But for **O(Log n)**, it is not that simple. Let us discuss this with the help of Binary Search Algorithm whose complexity is **O(log n)**.

**Binary Search:** Search a sorted array by repeatedly dividing the search interval in half. Begin with an interval covering the whole array. If the value of the search key is less than the item in the middle of the interval, narrow the interval to the lower half. Otherwise, narrow it to the upper half. Repeatedly check until the value is found or the interval is empty.

Sorted Array of 10 elements: 2, 5, 8, 12, 16, 23, 38, 56, 72, 91 Let us say we want to search for 23.

**Finding the given element:**

Now to find 23, there will be many iterations with each having steps as mentioned in the figure above:

**Iteration 1:**Array: 2, 5, 8, 12, 16, 23, 38, 56, 72, 91

- Select the middle element. (
**here 16**) - Since 23 is greater than 16, so we divide the array into two halves and consider the sub-array after element 16.
- Now this subarray with the elements after 16 will be taken into next iteration.

- Select the middle element. (
**Iteration 2:**Array: 23, 38, 56, 72, 91

- Select the middle element. (
**now 56**) - Since 23 is smaller than 56, so we divide the array into two halves and consider the sub-array before element 56.
- Now this subarray with the elements before 56 will be taken into next iteration.

- Select the middle element. (
**Iteration 3:**Array: 23, 38

- Select the middle element. (
**now 23**) - Since 23 is the middle element.

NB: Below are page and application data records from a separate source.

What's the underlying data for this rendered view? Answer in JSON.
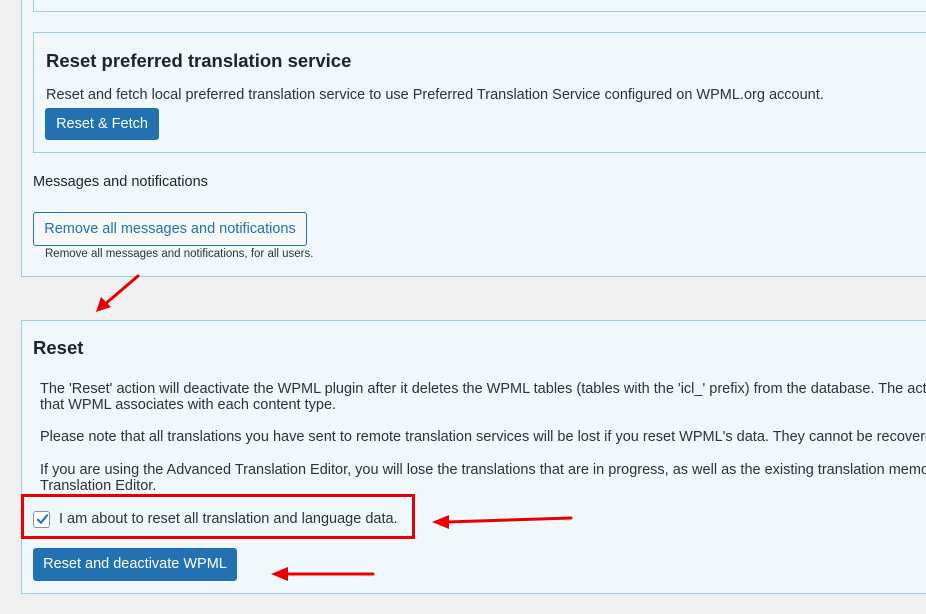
{
  "preferred_service": {
    "title": "Reset preferred translation service",
    "description": "Reset and fetch local preferred translation service to use Preferred Translation Service configured on WPML.org account.",
    "button_label": "Reset & Fetch"
  },
  "messages": {
    "heading": "Messages and notifications",
    "button_label": "Remove all messages and notifications",
    "help_text": "Remove all messages and notifications, for all users."
  },
  "reset": {
    "title": "Reset",
    "paragraph_1_line_1": "The 'Reset' action will deactivate the WPML plugin after it deletes the WPML tables (tables with the 'icl_' prefix) from the database. The act",
    "paragraph_1_line_2": "that WPML associates with each content type.",
    "paragraph_2": "Please note that all translations you have sent to remote translation services will be lost if you reset WPML's data. They cannot be recovere",
    "paragraph_3_line_1": "If you are using the Advanced Translation Editor, you will lose the translations that are in progress, as well as the existing translation memo",
    "paragraph_3_line_2": "Translation Editor.",
    "confirm_label": "I am about to reset all translation and language data.",
    "confirm_checked": true,
    "button_label": "Reset and deactivate WPML"
  },
  "colors": {
    "primary": "#2271b1",
    "panel_bg": "#f0f8fc",
    "panel_border": "#9fcde0",
    "annotation_red": "#e80000"
  },
  "icons": {
    "checkbox_mark": "checkmark-icon",
    "annotation": "red-arrow-icon"
  }
}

So the iterations will now stop.

- Select the middle element. (
- Let say the iteration in Binary Search terminates after
**k**iterations. In the above example, it terminates after 3 iterations, so**here k = 3** - At each iteration, the array is divided by half. So let’s say the length of array at any iteration is
**n** - At
**Iteration 1**,Length of array =

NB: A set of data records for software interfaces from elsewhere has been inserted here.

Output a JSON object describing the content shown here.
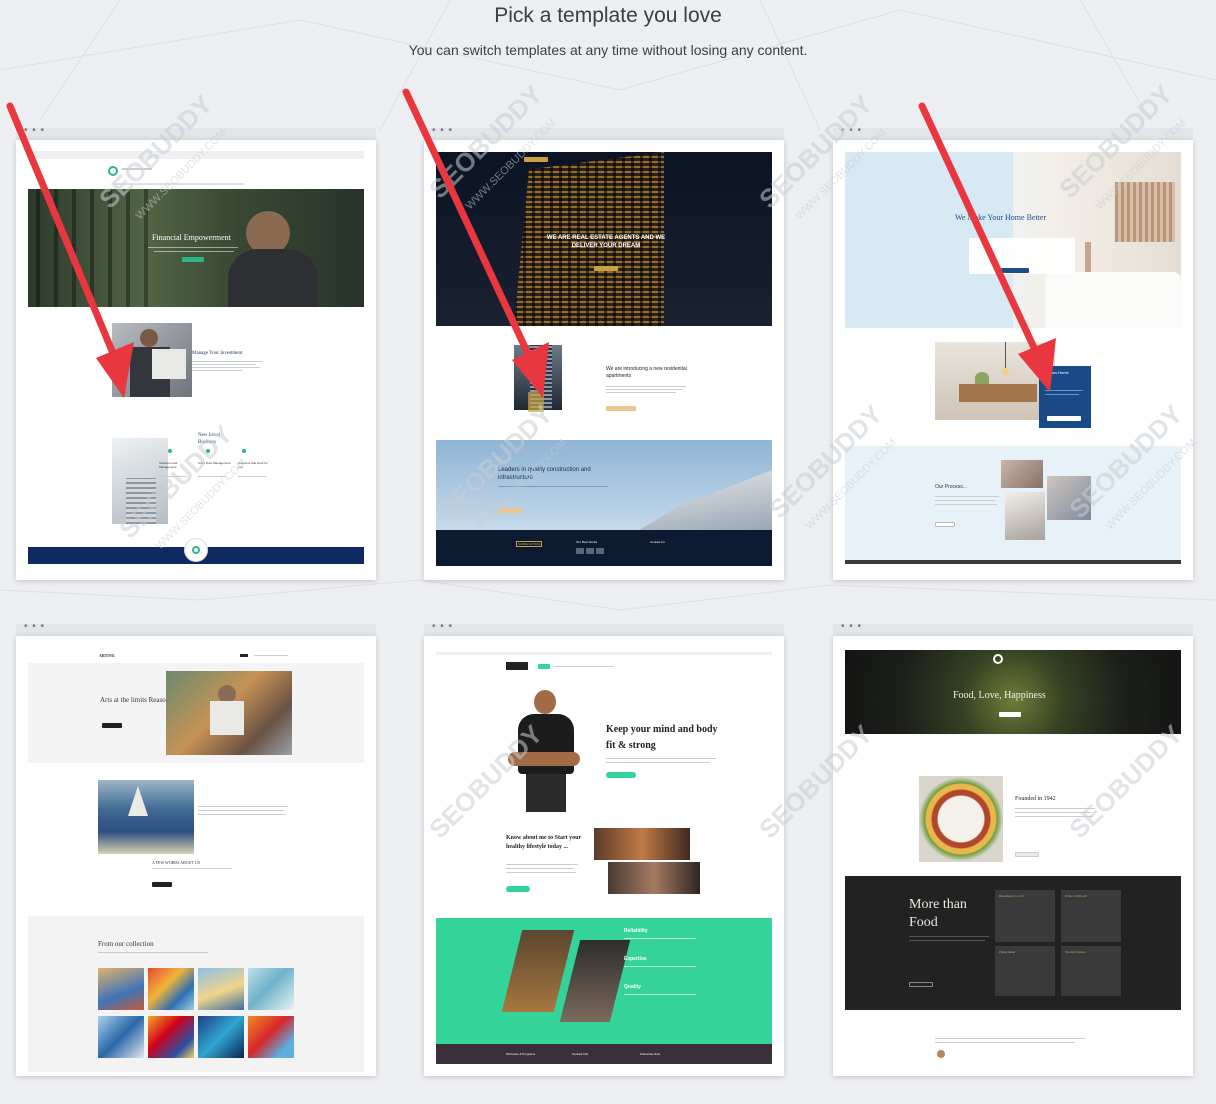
{
  "header": {
    "title": "Pick a template you love",
    "subtitle": "You can switch templates at any time without losing any content."
  },
  "colors": {
    "page_bg": "#eceef1",
    "arrow": "#e8373f",
    "watermark": "#c8ccd2"
  },
  "watermark": {
    "brand": "SEOBUDDY",
    "url": "WWW.SEOBUDDY.COM"
  },
  "window_dots": "• • •",
  "templates": [
    {
      "name": "finance",
      "hero_title": "Financial Empowerment",
      "section1_title": "Manage Your Investment",
      "section2_title": "New Level Business",
      "features": [
        "Solutions and Management",
        "Cash Flow Management",
        "Solutions that work for you"
      ]
    },
    {
      "name": "real-estate",
      "hero_title": "WE ARE REAL ESTATE AGENTS AND WE DELIVER YOUR DREAM",
      "section1_title": "We are introducing a new residential apartments",
      "section2_title": "Leaders in quality construction and infrastructure",
      "footer_logo": "SUBDE ESTATE",
      "footer_col1": "Our Best Works",
      "footer_col2": "Contact Us"
    },
    {
      "name": "home",
      "hero_title": "We Make Your Home Better",
      "card_title": "Dream Home",
      "section2_title": "Our Process..."
    },
    {
      "name": "art",
      "logo": "ARTING",
      "hero_title": "Arts at the limits Reason",
      "section1_title": "A FEW WORDS ABOUT US",
      "section2_title": "From our collection"
    },
    {
      "name": "fitness",
      "hero_title": "Keep your mind and body fit & strong",
      "section1_title": "Know about me to Start your healthy lifestyle today ...",
      "features": [
        "Reliability",
        "Expertise",
        "Quality"
      ],
      "footer": [
        "Workouts & Programs",
        "Contact Info",
        "Subscribe Now"
      ]
    },
    {
      "name": "restaurant",
      "hero_title": "Food, Love, Happiness",
      "section1_title": "Founded in 1942",
      "section2_title": "More than Food",
      "menu": [
        "Breakfast & Lunch",
        "Dinner & Brunch",
        "Pasta Salad",
        "Tea and Cakes"
      ]
    }
  ]
}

**n** - At
**Iteration 2**,Length of array =

^{n}⁄_{2} - At
**Iteration 3**,Length of array =

=^{(n⁄2)}⁄_{2}^{n}⁄_{2}^{2} - Therefore, after
**Iteration k**,Length of array =

^{n}⁄_{2}^{k} - Also, we know that after
After k divisions, the

**length of array becomes 1** - Therefore
Length of array =

=>^{n}⁄_{2}^{k}= 1**n = 2**^{k} - Applying log function on both sides:
=>

**log**=>_{2}(n) = log_{2}(2^{k})**log**_{2}(n) = k log_{2}(2) - As
**(log**_{a}(a) = 1)

Therefore,=>

**k = log**_{2}(n) - Complexity of different operations in Binary tree, Binary Search Tree and AVL tree
- Practice Questions on Time Complexity Analysis
- Time Complexity Analysis | Tower Of Hanoi (Recursion)
- Meta Binary Search | One-Sided Binary Search
- Why is Binary Search preferred over Ternary Search?
- Linear Search vs Binary Search
- Interpolation search vs Binary search
- Analysis of Algorithm | Set 5 (Amortized Analysis Introduction)
- Binary Search
- Binary Search In JavaScript
- Uniform Binary Search
- Variants of Binary Search
- Binary Search using pthread
- The Ubiquitous Binary Search | Set 1
- Analysis of Algorithms | Set 4 (Analysis of Loops)

**Calculating Time complexity:**

**Hence, the time complexity of Binary Search is**

log_{2}(n)

## Recommended Posts:

If you like GeeksforGeeks and would like to contribute, you can also write an article using contribute.geeksforgeeks.org or mail your article to contribute@geeksforgeeks.org. See your article appearing on the GeeksforGeeks main page and help other Geeks.

Please Improve this article if you find anything incorrect by clicking on the "Improve Article" button below.